Task to carry out :: Before writing out the records, remove the pictures; keep everything else exact.
START Entries provided
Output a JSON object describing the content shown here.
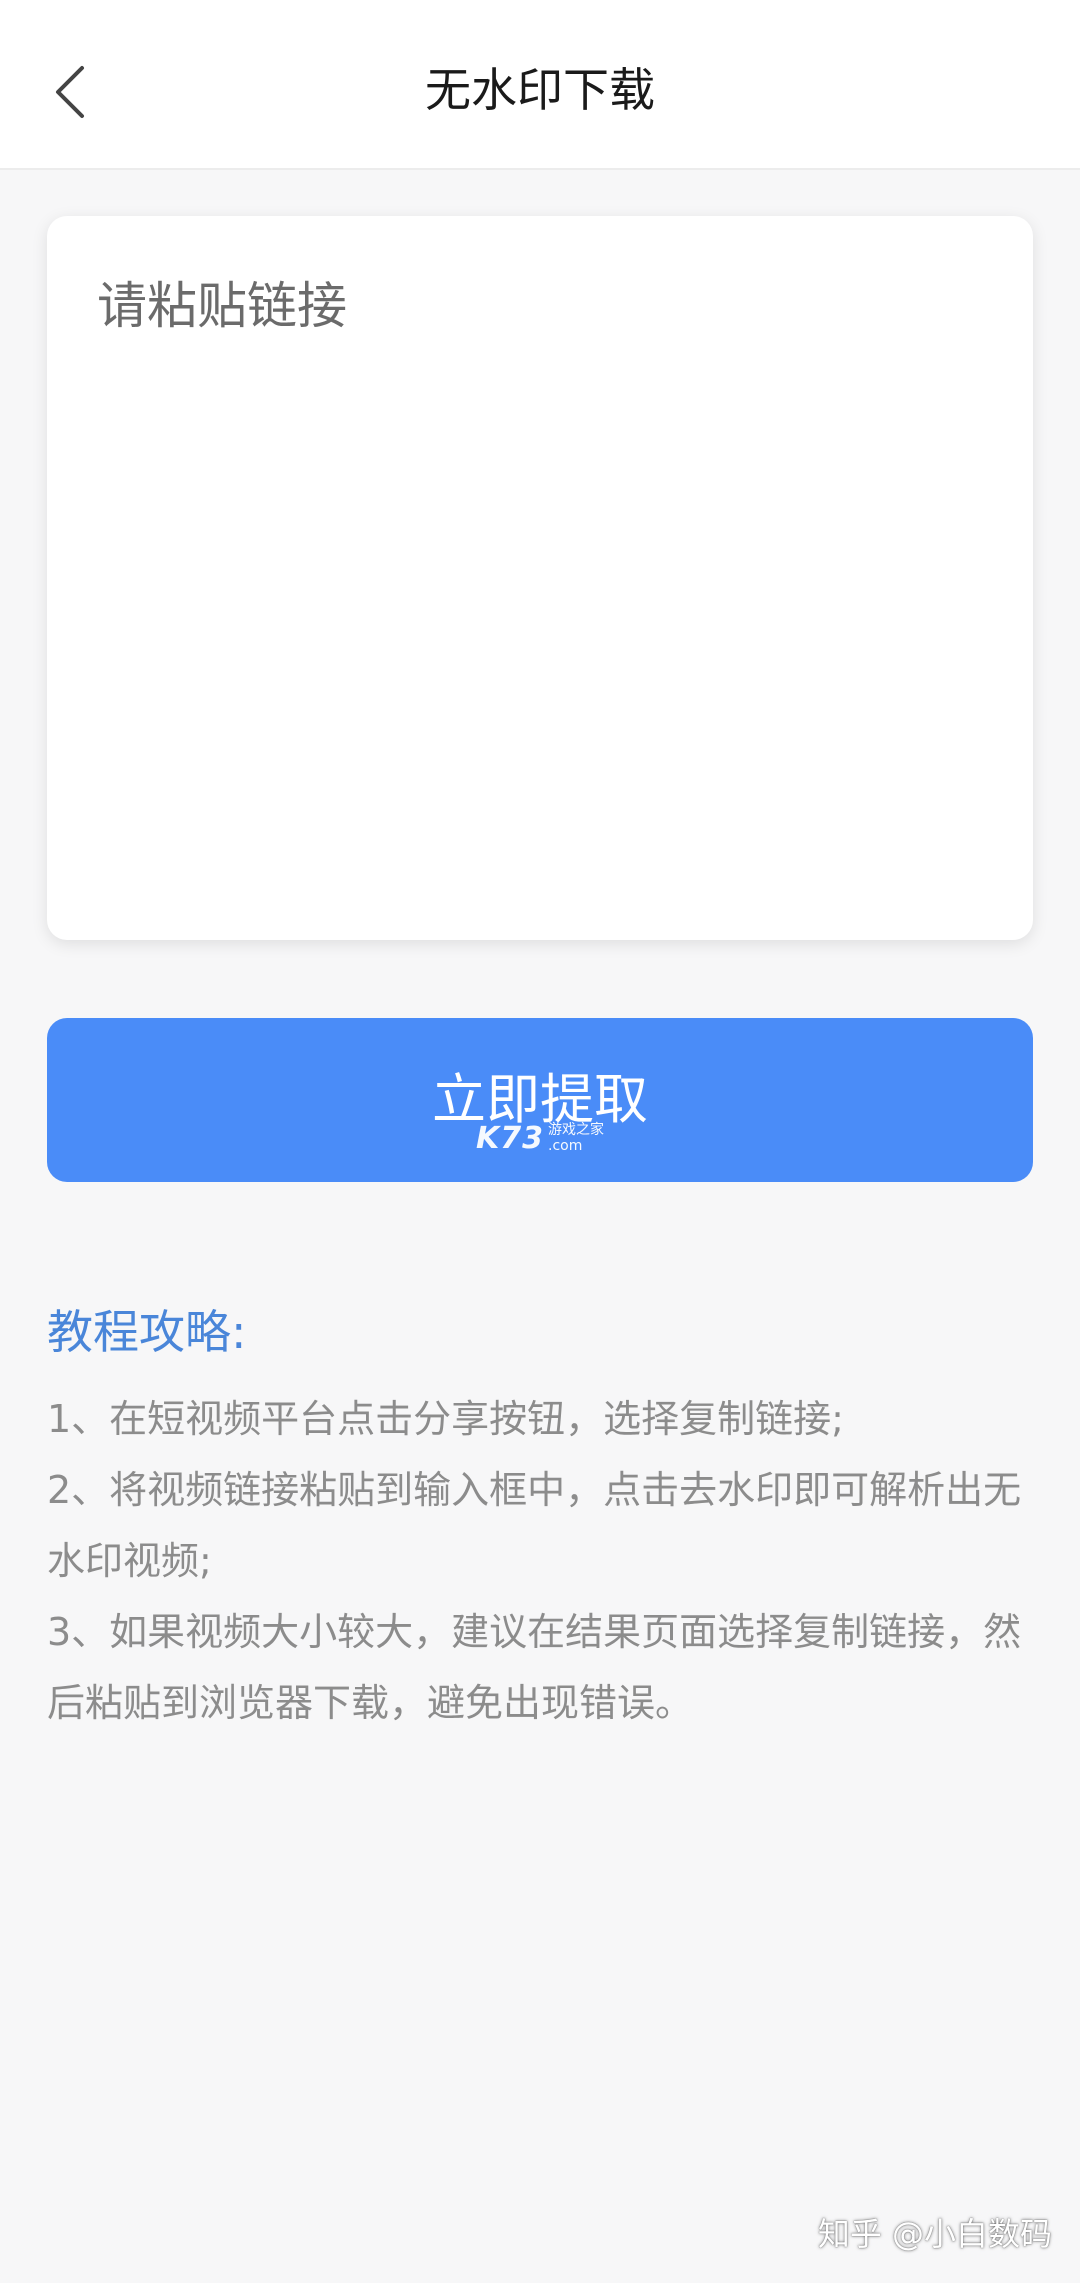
{
  "header": {
    "title": "无水印下载",
    "back_icon": "chevron-left-icon"
  },
  "input": {
    "placeholder": "请粘贴链接",
    "value": ""
  },
  "action": {
    "extract_label": "立即提取"
  },
  "image_watermark": {
    "logo": "K73",
    "subtitle_cn": "游戏之家",
    "subtitle_en": ".com"
  },
  "guide": {
    "title": "教程攻略:",
    "steps": [
      "1、在短视频平台点击分享按钮，选择复制链接;",
      "2、将视频链接粘贴到输入框中，点击去水印即可解析出无水印视频;",
      "3、如果视频大小较大，建议在结果页面选择复制链接，然后粘贴到浏览器下载，避免出现错误。"
    ]
  },
  "footer": {
    "watermark": "知乎 @小白数码"
  },
  "colors": {
    "accent": "#4a8cf8",
    "guide_title": "#4a86d9",
    "guide_text": "#8c8c8c",
    "background": "#f7f7f8"
  }
}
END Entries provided
Result ::
Output a JSON object describing the content shown here.
{
  "header": {
    "title": "无水印下载",
    "back_icon": "chevron-left-icon"
  },
  "input": {
    "placeholder": "请粘贴链接",
    "value": ""
  },
  "action": {
    "extract_label": "立即提取"
  },
  "image_watermark": {
    "logo": "K73",
    "subtitle_cn": "游戏之家",
    "subtitle_en": ".com"
  },
  "guide": {
    "title": "教程攻略:",
    "steps": [
      "1、在短视频平台点击分享按钮，选择复制链接;",
      "2、将视频链接粘贴到输入框中，点击去水印即可解析出无水印视频;",
      "3、如果视频大小较大，建议在结果页面选择复制链接，然后粘贴到浏览器下载，避免出现错误。"
    ]
  },
  "footer": {
    "watermark": "知乎 @小白数码"
  },
  "colors": {
    "accent": "#4a8cf8",
    "guide_title": "#4a86d9",
    "guide_text": "#8c8c8c",
    "background": "#f7f7f8"
  }
}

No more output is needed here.